Implications of Changing Influences on Consumers for Transnational Brand Management and Communications

Linda Caller
Sheila Byfield
Ogilvy Mather, United Kingdom



How we see ourselves

Our immediate mental image of the world is invariably based on a subdivision by country boundaries. This is based on how we are organised, but it is also how we see ourselves, first and foremost as members of our own nations. Indeed, as British citizens we have selected as our illustration in Figure 1  of the countries of the world, a map which places Great Britain in the central position, thereby immediately communicating our perspective on other countries!

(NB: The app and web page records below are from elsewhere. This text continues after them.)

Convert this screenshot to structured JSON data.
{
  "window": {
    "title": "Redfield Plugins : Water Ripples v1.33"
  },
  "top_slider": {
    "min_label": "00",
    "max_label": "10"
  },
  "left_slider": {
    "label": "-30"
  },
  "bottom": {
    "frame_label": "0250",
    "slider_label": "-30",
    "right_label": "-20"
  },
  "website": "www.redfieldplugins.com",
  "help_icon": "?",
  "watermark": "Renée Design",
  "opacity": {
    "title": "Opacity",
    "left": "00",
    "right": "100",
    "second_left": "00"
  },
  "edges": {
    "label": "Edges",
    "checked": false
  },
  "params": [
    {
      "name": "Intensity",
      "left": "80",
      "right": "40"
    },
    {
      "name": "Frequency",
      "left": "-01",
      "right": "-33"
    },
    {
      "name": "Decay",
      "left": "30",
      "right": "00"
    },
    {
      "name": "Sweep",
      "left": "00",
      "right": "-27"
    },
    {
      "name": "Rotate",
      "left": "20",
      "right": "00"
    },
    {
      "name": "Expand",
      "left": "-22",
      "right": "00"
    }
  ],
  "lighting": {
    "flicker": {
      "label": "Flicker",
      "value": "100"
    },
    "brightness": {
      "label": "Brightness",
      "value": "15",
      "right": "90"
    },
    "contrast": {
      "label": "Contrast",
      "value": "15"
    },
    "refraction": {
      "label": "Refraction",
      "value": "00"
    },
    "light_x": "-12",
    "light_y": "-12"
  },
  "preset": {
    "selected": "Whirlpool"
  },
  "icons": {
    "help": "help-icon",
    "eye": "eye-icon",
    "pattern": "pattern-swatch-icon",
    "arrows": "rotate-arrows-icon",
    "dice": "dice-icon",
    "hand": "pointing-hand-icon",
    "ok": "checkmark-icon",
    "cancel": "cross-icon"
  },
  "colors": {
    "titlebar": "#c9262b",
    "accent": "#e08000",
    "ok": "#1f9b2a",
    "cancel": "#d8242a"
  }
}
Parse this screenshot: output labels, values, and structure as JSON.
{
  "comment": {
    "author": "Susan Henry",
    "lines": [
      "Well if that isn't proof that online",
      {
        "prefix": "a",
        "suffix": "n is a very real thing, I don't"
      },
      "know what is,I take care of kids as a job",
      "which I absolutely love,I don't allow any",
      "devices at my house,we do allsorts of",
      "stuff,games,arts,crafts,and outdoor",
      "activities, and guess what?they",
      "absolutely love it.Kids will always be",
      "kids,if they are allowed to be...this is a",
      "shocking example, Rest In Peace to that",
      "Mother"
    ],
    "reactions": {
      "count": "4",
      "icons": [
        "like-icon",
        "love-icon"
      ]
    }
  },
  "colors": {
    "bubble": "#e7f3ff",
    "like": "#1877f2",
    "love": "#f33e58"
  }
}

Changing populations

Much is said these days about the major opportunities provided by the emerging Asian nations with a rapidly growing consumer base with both the desire and wherewithal to purchase. If we re-draw the world proportional to population, ( Figure 2) this highlights the scale of the issue. By 2000 Asia will account for 59% of the world population. Annual population growth rates for 1990 to 2000 are projected to be highest in Africa (3.0%), South America (1.8%) and Asia (1.7%) and although it is estimated that they will decrease slightly to 2025, will vastly surpass those in the developed world; growth rates in Asia will be more than four times the level for Europe. We cannot afford to remain Euro or America-centric.

Changing economies